# Task statement
Find the string "refund" in the records and copy each line where it occurs.

# Record set
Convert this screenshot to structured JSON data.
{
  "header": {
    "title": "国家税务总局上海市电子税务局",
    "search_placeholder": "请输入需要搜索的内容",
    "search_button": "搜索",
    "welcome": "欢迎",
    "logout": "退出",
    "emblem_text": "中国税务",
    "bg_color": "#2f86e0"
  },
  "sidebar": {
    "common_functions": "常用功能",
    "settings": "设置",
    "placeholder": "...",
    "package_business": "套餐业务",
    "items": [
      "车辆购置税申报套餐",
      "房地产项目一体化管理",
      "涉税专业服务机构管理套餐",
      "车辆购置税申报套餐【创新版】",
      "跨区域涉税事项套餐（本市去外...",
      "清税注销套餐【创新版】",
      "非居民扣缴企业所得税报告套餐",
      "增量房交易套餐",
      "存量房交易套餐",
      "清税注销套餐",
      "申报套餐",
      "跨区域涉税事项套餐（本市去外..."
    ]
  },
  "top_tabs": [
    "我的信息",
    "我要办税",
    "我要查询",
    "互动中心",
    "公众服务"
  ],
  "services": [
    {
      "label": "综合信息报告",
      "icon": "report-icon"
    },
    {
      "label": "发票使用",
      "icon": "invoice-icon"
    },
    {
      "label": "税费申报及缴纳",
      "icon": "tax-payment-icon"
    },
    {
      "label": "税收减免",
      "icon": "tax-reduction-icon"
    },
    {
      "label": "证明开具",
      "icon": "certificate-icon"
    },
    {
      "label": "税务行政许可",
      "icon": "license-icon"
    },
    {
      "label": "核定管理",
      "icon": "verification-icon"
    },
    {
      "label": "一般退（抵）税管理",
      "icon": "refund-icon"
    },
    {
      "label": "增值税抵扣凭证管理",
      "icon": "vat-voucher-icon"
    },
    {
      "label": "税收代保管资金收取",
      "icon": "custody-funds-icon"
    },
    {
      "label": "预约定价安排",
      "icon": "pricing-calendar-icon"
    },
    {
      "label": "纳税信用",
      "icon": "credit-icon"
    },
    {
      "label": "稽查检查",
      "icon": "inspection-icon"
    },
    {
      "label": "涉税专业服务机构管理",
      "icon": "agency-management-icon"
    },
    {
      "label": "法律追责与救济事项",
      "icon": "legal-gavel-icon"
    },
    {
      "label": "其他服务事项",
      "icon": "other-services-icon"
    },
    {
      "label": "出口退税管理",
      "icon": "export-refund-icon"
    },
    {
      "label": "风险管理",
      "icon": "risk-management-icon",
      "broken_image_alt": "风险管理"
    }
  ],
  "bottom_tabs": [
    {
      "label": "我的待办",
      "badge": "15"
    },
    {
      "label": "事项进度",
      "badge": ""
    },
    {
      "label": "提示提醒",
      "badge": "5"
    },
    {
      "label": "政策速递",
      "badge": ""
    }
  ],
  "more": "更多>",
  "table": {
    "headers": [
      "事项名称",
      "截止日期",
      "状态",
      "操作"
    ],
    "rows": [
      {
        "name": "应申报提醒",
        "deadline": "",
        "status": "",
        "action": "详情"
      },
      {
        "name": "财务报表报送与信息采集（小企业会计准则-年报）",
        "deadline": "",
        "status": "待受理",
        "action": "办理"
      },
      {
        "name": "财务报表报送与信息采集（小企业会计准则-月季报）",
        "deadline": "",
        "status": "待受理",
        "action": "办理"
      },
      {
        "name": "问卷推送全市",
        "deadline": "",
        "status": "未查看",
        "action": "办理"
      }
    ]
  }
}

# Written solution
      "icon": "refund-icon"
      "icon": "export-refund-icon"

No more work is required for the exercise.